September 10, 2018
BUTLER COUNTY, Ohio -- A Butler County deputy facing a federal lawsuit in connection with withholding and tampering with evidence received a formal reprimand, more than a year prior, for improperly disposing of evidence.
The evidence in question? Marijuana.
On Sept. 7, 2013, Deputy Jasen Hatfield made a traffic stop in Fairfield, according to the reprimand. He pulled over and arrested Robert Van Skaik on charges of operating a vehicle while intoxicated. Hatfield violated the Butler County Sheriff's Office Rules of Conduct because he did not turn the marijuana over into evidence, the reprimand said.
"During the stop Mr. Van Skaik relinquished a plastic bag containing green vegetation that he stated was marijuana. You failed to report the contraband and did not submit it to the property room for destruction," the reprimand states.
The reprimand written by Lt. John Sons, since promoted to captain, continued, "You discarded the contraband yourself."
How, exactly, Hatfield discarded the marijuana isn't disclosed in the report.
Additionally, Sons explained to Hatfield that he had violated the office's policies according to the report.
"Continued conduct of this nature cannot and will not be tolerated by this Office and further violations may be cause for more severe action against you up to and including termination," wrote Sons.
The document recently obtained by WCPO comes after Hatfield and now retired deputy Mike Brockman are being sued in a separate case for withholding and tampering with evidence. Sheriff Richard Jones is also named in that suit.
In that case, Hatfield pulled over Kevin Gray and Christopher Ebbing on Dec. 12, 2014. Hatfield claimed that Gray had made an irregular turn on State Route 128 near Hamilton and was later swerving inside his lane of travel.
Deputy Hatfield is the same deputy Butler County Prosecutor Mike Gmoser called "rogue" in a letter to Jones. Gmoser has accused Hatfield of adding extra charges against suspects in order to make more overtime for his court appearances.
The night of the traffic stop, Hatfield claims he walked up to Gray, who had rolled down his window and smelled the strong odor of alcohol coming from the car, according to the federal lawsuit.
Hatfield says he then noticed Gray's passenger, Ebbing, not wearing his seatbelt. Hatfield said Ebbing wouldn't produce his ID and resisted Hatfield's attempts to get him out of the car, according to the suit.
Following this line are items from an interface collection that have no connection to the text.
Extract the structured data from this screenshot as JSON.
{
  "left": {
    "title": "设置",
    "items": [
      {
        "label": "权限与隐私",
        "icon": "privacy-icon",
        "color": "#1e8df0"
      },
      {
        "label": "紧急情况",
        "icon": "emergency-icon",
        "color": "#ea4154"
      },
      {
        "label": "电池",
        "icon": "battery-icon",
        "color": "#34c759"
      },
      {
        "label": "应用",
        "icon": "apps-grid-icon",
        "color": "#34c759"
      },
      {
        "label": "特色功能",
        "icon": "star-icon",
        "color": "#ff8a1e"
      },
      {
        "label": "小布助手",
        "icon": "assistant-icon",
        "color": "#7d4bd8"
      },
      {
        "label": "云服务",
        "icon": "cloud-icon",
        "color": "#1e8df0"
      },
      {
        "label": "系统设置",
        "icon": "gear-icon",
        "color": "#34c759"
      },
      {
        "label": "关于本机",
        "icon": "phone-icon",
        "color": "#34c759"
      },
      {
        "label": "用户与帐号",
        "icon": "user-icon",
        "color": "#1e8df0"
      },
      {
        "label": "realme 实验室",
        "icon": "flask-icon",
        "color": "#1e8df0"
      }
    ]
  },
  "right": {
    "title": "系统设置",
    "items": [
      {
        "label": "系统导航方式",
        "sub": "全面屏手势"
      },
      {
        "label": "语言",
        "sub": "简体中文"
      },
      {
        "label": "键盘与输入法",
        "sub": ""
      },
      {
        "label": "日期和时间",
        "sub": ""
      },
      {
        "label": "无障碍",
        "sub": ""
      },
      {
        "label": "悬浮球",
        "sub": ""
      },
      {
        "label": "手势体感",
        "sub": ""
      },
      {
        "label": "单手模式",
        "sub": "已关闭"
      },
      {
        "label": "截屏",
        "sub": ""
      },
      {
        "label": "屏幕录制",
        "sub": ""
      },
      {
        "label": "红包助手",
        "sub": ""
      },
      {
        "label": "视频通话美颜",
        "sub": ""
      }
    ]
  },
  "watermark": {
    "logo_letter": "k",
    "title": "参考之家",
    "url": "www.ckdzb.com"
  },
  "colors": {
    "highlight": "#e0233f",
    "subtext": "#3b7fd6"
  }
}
The lawsuit says both Gray and Ebbing dispute that account and say Hatfield went up to the passenger side of the car first and immediately began dragging Ebbing out. After the initial stop, Corporal Mike Brockman arrived on scene, the suit says.
Gray requested any video recorded that night. Hatfield, Brockman and the Butler County Sheriff's Office all denied there was ever a dash cam recording.
Those claims were false, the federal lawsuit says.
In fact, it wasn't until Gray's trial for OVI that Brockman produced a dash cam tape. He had a dash camera and kept the tapes, he testified, in his basement. However, when it was played in court more than six minutes were missing from it.
The Butler County Sheriff's Office isn't commenting about Hatfield citing the pending litigation.
The dash cam case is set for trial in federal court in January.